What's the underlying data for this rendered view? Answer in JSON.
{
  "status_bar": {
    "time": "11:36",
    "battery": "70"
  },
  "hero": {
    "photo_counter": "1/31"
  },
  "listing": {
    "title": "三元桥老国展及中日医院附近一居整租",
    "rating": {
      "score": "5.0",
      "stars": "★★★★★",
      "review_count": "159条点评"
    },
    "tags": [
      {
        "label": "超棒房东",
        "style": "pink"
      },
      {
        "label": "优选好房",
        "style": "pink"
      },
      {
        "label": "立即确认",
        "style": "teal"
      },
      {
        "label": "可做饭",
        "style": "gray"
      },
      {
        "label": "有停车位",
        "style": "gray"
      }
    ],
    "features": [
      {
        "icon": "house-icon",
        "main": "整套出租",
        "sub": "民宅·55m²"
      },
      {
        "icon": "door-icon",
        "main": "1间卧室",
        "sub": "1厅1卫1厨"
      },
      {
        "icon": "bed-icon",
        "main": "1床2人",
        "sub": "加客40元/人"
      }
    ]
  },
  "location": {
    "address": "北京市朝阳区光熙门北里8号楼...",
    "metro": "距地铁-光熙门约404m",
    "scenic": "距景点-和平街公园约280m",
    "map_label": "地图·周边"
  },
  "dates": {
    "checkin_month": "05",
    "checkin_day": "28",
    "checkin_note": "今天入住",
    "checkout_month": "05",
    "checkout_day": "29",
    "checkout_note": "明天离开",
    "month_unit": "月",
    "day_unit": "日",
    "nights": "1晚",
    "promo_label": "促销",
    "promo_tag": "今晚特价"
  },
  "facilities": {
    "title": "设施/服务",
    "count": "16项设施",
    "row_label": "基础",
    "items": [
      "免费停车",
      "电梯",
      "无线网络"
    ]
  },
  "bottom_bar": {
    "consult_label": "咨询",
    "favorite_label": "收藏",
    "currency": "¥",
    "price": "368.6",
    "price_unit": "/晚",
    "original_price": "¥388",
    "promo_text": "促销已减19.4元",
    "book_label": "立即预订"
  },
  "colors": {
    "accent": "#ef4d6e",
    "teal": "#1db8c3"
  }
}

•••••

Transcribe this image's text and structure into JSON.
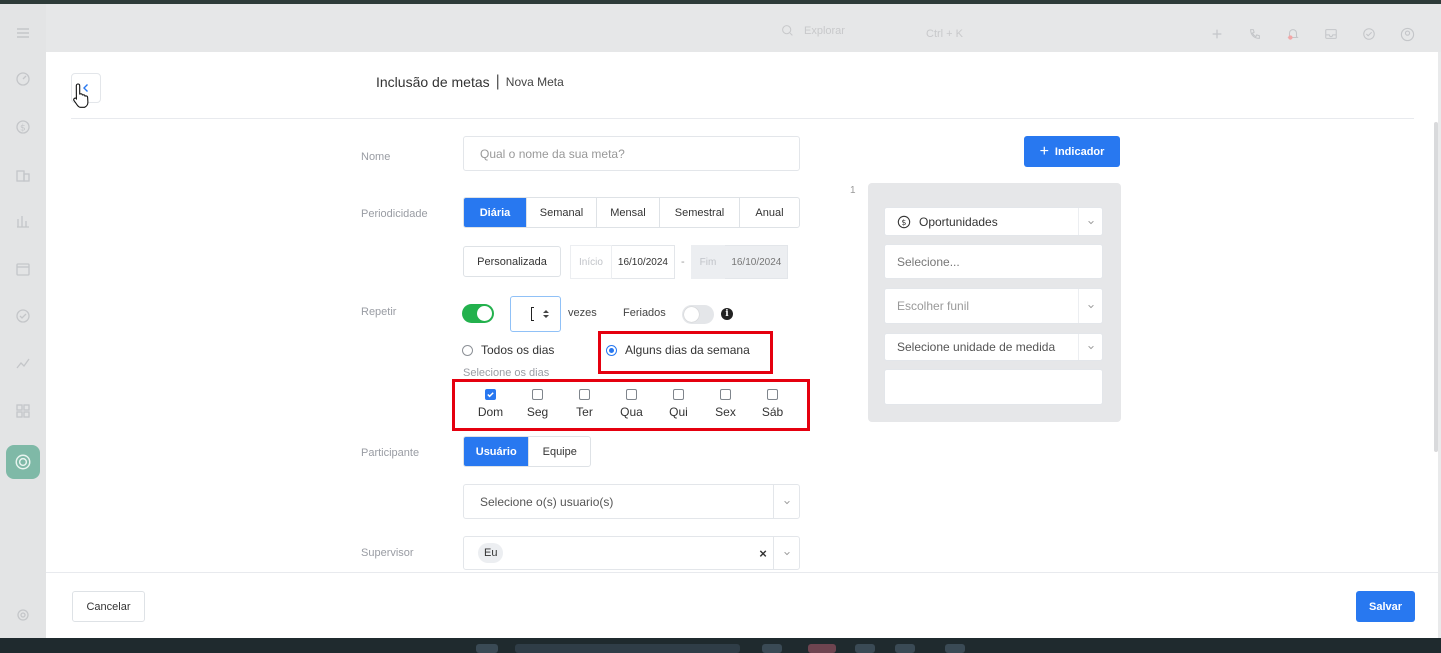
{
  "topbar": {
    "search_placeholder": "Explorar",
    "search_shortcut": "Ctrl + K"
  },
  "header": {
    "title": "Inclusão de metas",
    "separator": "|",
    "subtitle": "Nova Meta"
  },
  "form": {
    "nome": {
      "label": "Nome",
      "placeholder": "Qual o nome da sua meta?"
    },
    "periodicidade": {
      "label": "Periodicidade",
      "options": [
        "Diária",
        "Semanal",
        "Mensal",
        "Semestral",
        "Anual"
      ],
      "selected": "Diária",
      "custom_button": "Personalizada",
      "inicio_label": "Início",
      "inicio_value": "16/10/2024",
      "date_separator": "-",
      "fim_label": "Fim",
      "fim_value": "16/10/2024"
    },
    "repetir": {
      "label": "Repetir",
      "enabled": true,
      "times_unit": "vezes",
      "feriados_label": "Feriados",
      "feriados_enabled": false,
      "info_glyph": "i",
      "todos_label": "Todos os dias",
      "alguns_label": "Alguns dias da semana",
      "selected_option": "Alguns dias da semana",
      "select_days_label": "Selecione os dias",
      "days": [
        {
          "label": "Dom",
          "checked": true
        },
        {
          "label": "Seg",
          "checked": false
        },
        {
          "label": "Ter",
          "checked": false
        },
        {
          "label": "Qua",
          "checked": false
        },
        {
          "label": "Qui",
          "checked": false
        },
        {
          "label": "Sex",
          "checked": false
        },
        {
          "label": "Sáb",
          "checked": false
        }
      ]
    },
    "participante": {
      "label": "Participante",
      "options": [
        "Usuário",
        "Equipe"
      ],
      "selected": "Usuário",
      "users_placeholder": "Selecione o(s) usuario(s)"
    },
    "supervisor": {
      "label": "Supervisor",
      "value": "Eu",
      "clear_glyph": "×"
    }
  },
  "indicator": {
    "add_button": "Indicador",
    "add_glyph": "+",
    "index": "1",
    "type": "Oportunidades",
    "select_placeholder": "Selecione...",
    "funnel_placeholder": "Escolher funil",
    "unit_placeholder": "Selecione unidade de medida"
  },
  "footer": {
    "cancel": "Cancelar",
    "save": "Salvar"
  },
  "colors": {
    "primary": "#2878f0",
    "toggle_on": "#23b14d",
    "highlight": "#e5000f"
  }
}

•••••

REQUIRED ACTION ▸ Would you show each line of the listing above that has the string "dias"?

SOLUTION TO THIS PROBLEM ▸
      "todos_label": "Todos os dias",
      "alguns_label": "Alguns dias da semana",
      "selected_option": "Alguns dias da semana",
      "select_days_label": "Selecione os dias",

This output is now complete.